* _Task to complete_
Nothing in the records may be altered; repeat them exactly.

* _Stored data_
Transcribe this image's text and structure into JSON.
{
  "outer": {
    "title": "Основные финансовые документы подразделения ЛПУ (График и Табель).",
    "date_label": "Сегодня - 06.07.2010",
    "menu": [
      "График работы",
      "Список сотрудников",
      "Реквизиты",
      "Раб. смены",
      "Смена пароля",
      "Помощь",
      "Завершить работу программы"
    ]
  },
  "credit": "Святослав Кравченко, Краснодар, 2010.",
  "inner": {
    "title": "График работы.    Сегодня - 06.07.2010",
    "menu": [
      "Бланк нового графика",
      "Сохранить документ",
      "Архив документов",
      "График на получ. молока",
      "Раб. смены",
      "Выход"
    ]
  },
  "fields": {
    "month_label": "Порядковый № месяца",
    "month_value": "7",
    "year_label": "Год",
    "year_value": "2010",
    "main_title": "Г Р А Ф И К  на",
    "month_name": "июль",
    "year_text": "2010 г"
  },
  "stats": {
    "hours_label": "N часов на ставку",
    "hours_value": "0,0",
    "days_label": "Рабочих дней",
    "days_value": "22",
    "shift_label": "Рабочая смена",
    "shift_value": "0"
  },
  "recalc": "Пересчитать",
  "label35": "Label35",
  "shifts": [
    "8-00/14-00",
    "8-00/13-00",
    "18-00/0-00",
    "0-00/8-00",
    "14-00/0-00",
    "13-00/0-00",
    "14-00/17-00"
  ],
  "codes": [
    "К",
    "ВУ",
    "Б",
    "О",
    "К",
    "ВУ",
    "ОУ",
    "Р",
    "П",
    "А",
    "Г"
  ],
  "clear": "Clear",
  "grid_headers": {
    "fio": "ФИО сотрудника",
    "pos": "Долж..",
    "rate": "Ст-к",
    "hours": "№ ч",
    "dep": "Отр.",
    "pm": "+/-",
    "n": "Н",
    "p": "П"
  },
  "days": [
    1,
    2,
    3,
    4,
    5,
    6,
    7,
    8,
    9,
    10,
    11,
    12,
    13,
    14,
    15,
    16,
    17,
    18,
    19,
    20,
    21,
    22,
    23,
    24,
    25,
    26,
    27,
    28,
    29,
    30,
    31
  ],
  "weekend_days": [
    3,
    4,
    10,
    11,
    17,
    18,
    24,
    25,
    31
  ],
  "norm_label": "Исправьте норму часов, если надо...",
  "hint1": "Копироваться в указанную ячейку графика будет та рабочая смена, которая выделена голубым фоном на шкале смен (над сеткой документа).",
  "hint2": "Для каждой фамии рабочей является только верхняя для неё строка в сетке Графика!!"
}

* _Solved problem_
Transcribe this image's text and structure into JSON.
{
  "outer": {
    "title": "Основные финансовые документы подразделения ЛПУ (График и Табель).",
    "date_label": "Сегодня - 06.07.2010",
    "menu": [
      "График работы",
      "Список сотрудников",
      "Реквизиты",
      "Раб. смены",
      "Смена пароля",
      "Помощь",
      "Завершить работу программы"
    ]
  },
  "credit": "Святослав Кравченко, Краснодар, 2010.",
  "inner": {
    "title": "График работы.    Сегодня - 06.07.2010",
    "menu": [
      "Бланк нового графика",
      "Сохранить документ",
      "Архив документов",
      "График на получ. молока",
      "Раб. смены",
      "Выход"
    ]
  },
  "fields": {
    "month_label": "Порядковый № месяца",
    "month_value": "7",
    "year_label": "Год",
    "year_value": "2010",
    "main_title": "Г Р А Ф И К  на",
    "month_name": "июль",
    "year_text": "2010 г"
  },
  "stats": {
    "hours_label": "N часов на ставку",
    "hours_value": "0,0",
    "days_label": "Рабочих дней",
    "days_value": "22",
    "shift_label": "Рабочая смена",
    "shift_value": "0"
  },
  "recalc": "Пересчитать",
  "label35": "Label35",
  "shifts": [
    "8-00/14-00",
    "8-00/13-00",
    "18-00/0-00",
    "0-00/8-00",
    "14-00/0-00",
    "13-00/0-00",
    "14-00/17-00"
  ],
  "codes": [
    "К",
    "ВУ",
    "Б",
    "О",
    "К",
    "ВУ",
    "ОУ",
    "Р",
    "П",
    "А",
    "Г"
  ],
  "clear": "Clear",
  "grid_headers": {
    "fio": "ФИО сотрудника",
    "pos": "Долж..",
    "rate": "Ст-к",
    "hours": "№ ч",
    "dep": "Отр.",
    "pm": "+/-",
    "n": "Н",
    "p": "П"
  },
  "days": [
    1,
    2,
    3,
    4,
    5,
    6,
    7,
    8,
    9,
    10,
    11,
    12,
    13,
    14,
    15,
    16,
    17,
    18,
    19,
    20,
    21,
    22,
    23,
    24,
    25,
    26,
    27,
    28,
    29,
    30,
    31
  ],
  "weekend_days": [
    3,
    4,
    10,
    11,
    17,
    18,
    24,
    25,
    31
  ],
  "norm_label": "Исправьте норму часов, если надо...",
  "hint1": "Копироваться в указанную ячейку графика будет та рабочая смена, которая выделена голубым фоном на шкале смен (над сеткой документа).",
  "hint2": "Для каждой фамии рабочей является только верхняя для неё строка в сетке Графика!!"
}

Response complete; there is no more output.